### [TASK GOAL]
Repeat the data. Keep each line identical.

### [SOURCE DATA]
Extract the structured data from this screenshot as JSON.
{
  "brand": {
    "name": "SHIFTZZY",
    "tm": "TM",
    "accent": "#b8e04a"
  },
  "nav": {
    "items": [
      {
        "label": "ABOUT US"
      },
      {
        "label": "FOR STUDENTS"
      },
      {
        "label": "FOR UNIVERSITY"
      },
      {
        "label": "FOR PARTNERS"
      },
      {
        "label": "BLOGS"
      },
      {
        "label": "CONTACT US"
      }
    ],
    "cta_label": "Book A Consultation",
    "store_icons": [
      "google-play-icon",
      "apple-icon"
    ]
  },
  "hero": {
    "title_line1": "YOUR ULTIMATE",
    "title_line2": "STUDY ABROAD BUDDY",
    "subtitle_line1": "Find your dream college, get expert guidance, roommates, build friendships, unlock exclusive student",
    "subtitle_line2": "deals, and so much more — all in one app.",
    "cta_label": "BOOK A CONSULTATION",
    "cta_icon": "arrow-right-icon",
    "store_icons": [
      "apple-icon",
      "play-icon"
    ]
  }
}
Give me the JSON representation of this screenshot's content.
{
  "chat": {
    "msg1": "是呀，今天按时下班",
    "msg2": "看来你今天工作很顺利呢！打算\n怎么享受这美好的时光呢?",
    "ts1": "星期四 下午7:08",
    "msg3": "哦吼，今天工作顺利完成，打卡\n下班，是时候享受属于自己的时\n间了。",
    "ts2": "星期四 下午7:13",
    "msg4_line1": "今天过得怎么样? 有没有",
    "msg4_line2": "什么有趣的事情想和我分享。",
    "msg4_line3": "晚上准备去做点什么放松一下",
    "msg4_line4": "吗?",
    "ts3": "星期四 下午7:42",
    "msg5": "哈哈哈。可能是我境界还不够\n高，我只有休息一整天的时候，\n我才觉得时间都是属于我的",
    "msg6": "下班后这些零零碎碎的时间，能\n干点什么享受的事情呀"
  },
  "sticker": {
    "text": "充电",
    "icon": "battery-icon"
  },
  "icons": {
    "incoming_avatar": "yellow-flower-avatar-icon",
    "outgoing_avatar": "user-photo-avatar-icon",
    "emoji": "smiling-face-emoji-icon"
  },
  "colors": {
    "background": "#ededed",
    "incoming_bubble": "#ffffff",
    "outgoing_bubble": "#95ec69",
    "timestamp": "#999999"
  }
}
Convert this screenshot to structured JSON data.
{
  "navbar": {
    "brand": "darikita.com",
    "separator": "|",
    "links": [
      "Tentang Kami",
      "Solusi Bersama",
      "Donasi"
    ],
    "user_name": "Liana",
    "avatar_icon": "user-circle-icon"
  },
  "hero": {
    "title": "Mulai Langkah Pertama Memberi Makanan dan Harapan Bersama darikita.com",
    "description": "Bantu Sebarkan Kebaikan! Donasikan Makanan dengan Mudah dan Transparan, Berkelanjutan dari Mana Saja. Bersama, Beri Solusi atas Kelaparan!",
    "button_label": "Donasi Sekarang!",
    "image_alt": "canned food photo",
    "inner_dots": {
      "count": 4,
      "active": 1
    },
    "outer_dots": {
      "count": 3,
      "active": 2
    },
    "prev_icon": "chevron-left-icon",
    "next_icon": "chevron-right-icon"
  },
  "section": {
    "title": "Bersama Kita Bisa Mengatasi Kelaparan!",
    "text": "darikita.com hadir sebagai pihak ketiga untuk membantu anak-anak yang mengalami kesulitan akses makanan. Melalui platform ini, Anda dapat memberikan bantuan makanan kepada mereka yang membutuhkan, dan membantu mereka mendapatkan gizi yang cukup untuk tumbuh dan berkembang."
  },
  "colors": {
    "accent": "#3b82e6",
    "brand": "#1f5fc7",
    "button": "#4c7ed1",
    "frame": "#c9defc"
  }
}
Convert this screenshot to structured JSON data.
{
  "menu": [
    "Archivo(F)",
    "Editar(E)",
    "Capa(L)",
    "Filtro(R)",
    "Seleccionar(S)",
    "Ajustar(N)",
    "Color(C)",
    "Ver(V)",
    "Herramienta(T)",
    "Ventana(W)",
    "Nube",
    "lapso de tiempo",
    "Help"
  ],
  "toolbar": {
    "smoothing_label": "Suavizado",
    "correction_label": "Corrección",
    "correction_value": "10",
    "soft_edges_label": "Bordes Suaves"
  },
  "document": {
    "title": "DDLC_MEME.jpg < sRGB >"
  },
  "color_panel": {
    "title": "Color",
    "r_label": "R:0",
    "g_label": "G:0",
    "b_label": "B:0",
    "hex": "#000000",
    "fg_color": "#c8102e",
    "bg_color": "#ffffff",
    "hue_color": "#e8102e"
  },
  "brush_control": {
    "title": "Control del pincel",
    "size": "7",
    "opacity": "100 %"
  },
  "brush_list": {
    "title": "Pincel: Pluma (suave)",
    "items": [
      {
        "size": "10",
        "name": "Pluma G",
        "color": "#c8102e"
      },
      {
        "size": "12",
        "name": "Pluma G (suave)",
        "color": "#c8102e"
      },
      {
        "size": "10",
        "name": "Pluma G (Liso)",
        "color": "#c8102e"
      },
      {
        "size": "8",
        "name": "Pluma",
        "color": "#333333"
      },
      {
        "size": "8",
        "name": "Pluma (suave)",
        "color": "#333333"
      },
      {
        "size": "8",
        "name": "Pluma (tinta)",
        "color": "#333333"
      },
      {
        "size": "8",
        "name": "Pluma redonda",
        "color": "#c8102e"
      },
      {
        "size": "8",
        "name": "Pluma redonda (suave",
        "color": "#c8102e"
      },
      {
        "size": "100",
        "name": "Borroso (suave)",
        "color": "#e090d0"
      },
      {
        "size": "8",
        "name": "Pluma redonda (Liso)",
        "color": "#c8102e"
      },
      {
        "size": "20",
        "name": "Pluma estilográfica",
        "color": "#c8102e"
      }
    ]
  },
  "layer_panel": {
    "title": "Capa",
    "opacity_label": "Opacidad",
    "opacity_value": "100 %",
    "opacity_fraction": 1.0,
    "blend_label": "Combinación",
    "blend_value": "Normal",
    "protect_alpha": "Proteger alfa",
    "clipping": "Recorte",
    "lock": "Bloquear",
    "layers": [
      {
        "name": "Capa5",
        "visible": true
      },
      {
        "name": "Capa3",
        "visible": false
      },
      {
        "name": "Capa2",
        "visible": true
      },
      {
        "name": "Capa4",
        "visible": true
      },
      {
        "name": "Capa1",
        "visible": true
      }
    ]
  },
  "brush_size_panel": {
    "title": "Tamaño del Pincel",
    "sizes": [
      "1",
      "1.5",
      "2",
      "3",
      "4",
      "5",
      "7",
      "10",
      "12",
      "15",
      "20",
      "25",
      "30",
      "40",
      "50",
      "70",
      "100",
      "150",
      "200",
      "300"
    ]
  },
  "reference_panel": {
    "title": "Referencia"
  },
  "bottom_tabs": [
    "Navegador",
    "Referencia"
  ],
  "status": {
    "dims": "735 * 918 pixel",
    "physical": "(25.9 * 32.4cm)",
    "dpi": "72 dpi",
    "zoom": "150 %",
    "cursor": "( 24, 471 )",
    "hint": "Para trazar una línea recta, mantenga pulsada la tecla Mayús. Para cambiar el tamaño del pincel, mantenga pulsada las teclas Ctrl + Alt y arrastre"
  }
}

### [SOLUTION FOR THIS TASK]
Extract the structured data from this screenshot as JSON.
{
  "brand": {
    "name": "SHIFTZZY",
    "tm": "TM",
    "accent": "#b8e04a"
  },
  "nav": {
    "items": [
      {
        "label": "ABOUT US"
      },
      {
        "label": "FOR STUDENTS"
      },
      {
        "label": "FOR UNIVERSITY"
      },
      {
        "label": "FOR PARTNERS"
      },
      {
        "label": "BLOGS"
      },
      {
        "label": "CONTACT US"
      }
    ],
    "cta_label": "Book A Consultation",
    "store_icons": [
      "google-play-icon",
      "apple-icon"
    ]
  },
  "hero": {
    "title_line1": "YOUR ULTIMATE",
    "title_line2": "STUDY ABROAD BUDDY",
    "subtitle_line1": "Find your dream college, get expert guidance, roommates, build friendships, unlock exclusive student",
    "subtitle_line2": "deals, and so much more — all in one app.",
    "cta_label": "BOOK A CONSULTATION",
    "cta_icon": "arrow-right-icon",
    "store_icons": [
      "apple-icon",
      "play-icon"
    ]
  }
}
Give me the JSON representation of this screenshot's content.
{
  "chat": {
    "msg1": "是呀，今天按时下班",
    "msg2": "看来你今天工作很顺利呢！打算\n怎么享受这美好的时光呢?",
    "ts1": "星期四 下午7:08",
    "msg3": "哦吼，今天工作顺利完成，打卡\n下班，是时候享受属于自己的时\n间了。",
    "ts2": "星期四 下午7:13",
    "msg4_line1": "今天过得怎么样? 有没有",
    "msg4_line2": "什么有趣的事情想和我分享。",
    "msg4_line3": "晚上准备去做点什么放松一下",
    "msg4_line4": "吗?",
    "ts3": "星期四 下午7:42",
    "msg5": "哈哈哈。可能是我境界还不够\n高，我只有休息一整天的时候，\n我才觉得时间都是属于我的",
    "msg6": "下班后这些零零碎碎的时间，能\n干点什么享受的事情呀"
  },
  "sticker": {
    "text": "充电",
    "icon": "battery-icon"
  },
  "icons": {
    "incoming_avatar": "yellow-flower-avatar-icon",
    "outgoing_avatar": "user-photo-avatar-icon",
    "emoji": "smiling-face-emoji-icon"
  },
  "colors": {
    "background": "#ededed",
    "incoming_bubble": "#ffffff",
    "outgoing_bubble": "#95ec69",
    "timestamp": "#999999"
  }
}
Convert this screenshot to structured JSON data.
{
  "navbar": {
    "brand": "darikita.com",
    "separator": "|",
    "links": [
      "Tentang Kami",
      "Solusi Bersama",
      "Donasi"
    ],
    "user_name": "Liana",
    "avatar_icon": "user-circle-icon"
  },
  "hero": {
    "title": "Mulai Langkah Pertama Memberi Makanan dan Harapan Bersama darikita.com",
    "description": "Bantu Sebarkan Kebaikan! Donasikan Makanan dengan Mudah dan Transparan, Berkelanjutan dari Mana Saja. Bersama, Beri Solusi atas Kelaparan!",
    "button_label": "Donasi Sekarang!",
    "image_alt": "canned food photo",
    "inner_dots": {
      "count": 4,
      "active": 1
    },
    "outer_dots": {
      "count": 3,
      "active": 2
    },
    "prev_icon": "chevron-left-icon",
    "next_icon": "chevron-right-icon"
  },
  "section": {
    "title": "Bersama Kita Bisa Mengatasi Kelaparan!",
    "text": "darikita.com hadir sebagai pihak ketiga untuk membantu anak-anak yang mengalami kesulitan akses makanan. Melalui platform ini, Anda dapat memberikan bantuan makanan kepada mereka yang membutuhkan, dan membantu mereka mendapatkan gizi yang cukup untuk tumbuh dan berkembang."
  },
  "colors": {
    "accent": "#3b82e6",
    "brand": "#1f5fc7",
    "button": "#4c7ed1",
    "frame": "#c9defc"
  }
}
Convert this screenshot to structured JSON data.
{
  "menu": [
    "Archivo(F)",
    "Editar(E)",
    "Capa(L)",
    "Filtro(R)",
    "Seleccionar(S)",
    "Ajustar(N)",
    "Color(C)",
    "Ver(V)",
    "Herramienta(T)",
    "Ventana(W)",
    "Nube",
    "lapso de tiempo",
    "Help"
  ],
  "toolbar": {
    "smoothing_label": "Suavizado",
    "correction_label": "Corrección",
    "correction_value": "10",
    "soft_edges_label": "Bordes Suaves"
  },
  "document": {
    "title": "DDLC_MEME.jpg < sRGB >"
  },
  "color_panel": {
    "title": "Color",
    "r_label": "R:0",
    "g_label": "G:0",
    "b_label": "B:0",
    "hex": "#000000",
    "fg_color": "#c8102e",
    "bg_color": "#ffffff",
    "hue_color": "#e8102e"
  },
  "brush_control": {
    "title": "Control del pincel",
    "size": "7",
    "opacity": "100 %"
  },
  "brush_list": {
    "title": "Pincel: Pluma (suave)",
    "items": [
      {
        "size": "10",
        "name": "Pluma G",
        "color": "#c8102e"
      },
      {
        "size": "12",
        "name": "Pluma G (suave)",
        "color": "#c8102e"
      },
      {
        "size": "10",
        "name": "Pluma G (Liso)",
        "color": "#c8102e"
      },
      {
        "size": "8",
        "name": "Pluma",
        "color": "#333333"
      },
      {
        "size": "8",
        "name": "Pluma (suave)",
        "color": "#333333"
      },
      {
        "size": "8",
        "name": "Pluma (tinta)",
        "color": "#333333"
      },
      {
        "size": "8",
        "name": "Pluma redonda",
        "color": "#c8102e"
      },
      {
        "size": "8",
        "name": "Pluma redonda (suave",
        "color": "#c8102e"
      },
      {
        "size": "100",
        "name": "Borroso (suave)",
        "color": "#e090d0"
      },
      {
        "size": "8",
        "name": "Pluma redonda (Liso)",
        "color": "#c8102e"
      },
      {
        "size": "20",
        "name": "Pluma estilográfica",
        "color": "#c8102e"
      }
    ]
  },
  "layer_panel": {
    "title": "Capa",
    "opacity_label": "Opacidad",
    "opacity_value": "100 %",
    "opacity_fraction": 1.0,
    "blend_label": "Combinación",
    "blend_value": "Normal",
    "protect_alpha": "Proteger alfa",
    "clipping": "Recorte",
    "lock": "Bloquear",
    "layers": [
      {
        "name": "Capa5",
        "visible": true
      },
      {
        "name": "Capa3",
        "visible": false
      },
      {
        "name": "Capa2",
        "visible": true
      },
      {
        "name": "Capa4",
        "visible": true
      },
      {
        "name": "Capa1",
        "visible": true
      }
    ]
  },
  "brush_size_panel": {
    "title": "Tamaño del Pincel",
    "sizes": [
      "1",
      "1.5",
      "2",
      "3",
      "4",
      "5",
      "7",
      "10",
      "12",
      "15",
      "20",
      "25",
      "30",
      "40",
      "50",
      "70",
      "100",
      "150",
      "200",
      "300"
    ]
  },
  "reference_panel": {
    "title": "Referencia"
  },
  "bottom_tabs": [
    "Navegador",
    "Referencia"
  ],
  "status": {
    "dims": "735 * 918 pixel",
    "physical": "(25.9 * 32.4cm)",
    "dpi": "72 dpi",
    "zoom": "150 %",
    "cursor": "( 24, 471 )",
    "hint": "Para trazar una línea recta, mantenga pulsada la tecla Mayús. Para cambiar el tamaño del pincel, mantenga pulsada las teclas Ctrl + Alt y arrastre"
  }
}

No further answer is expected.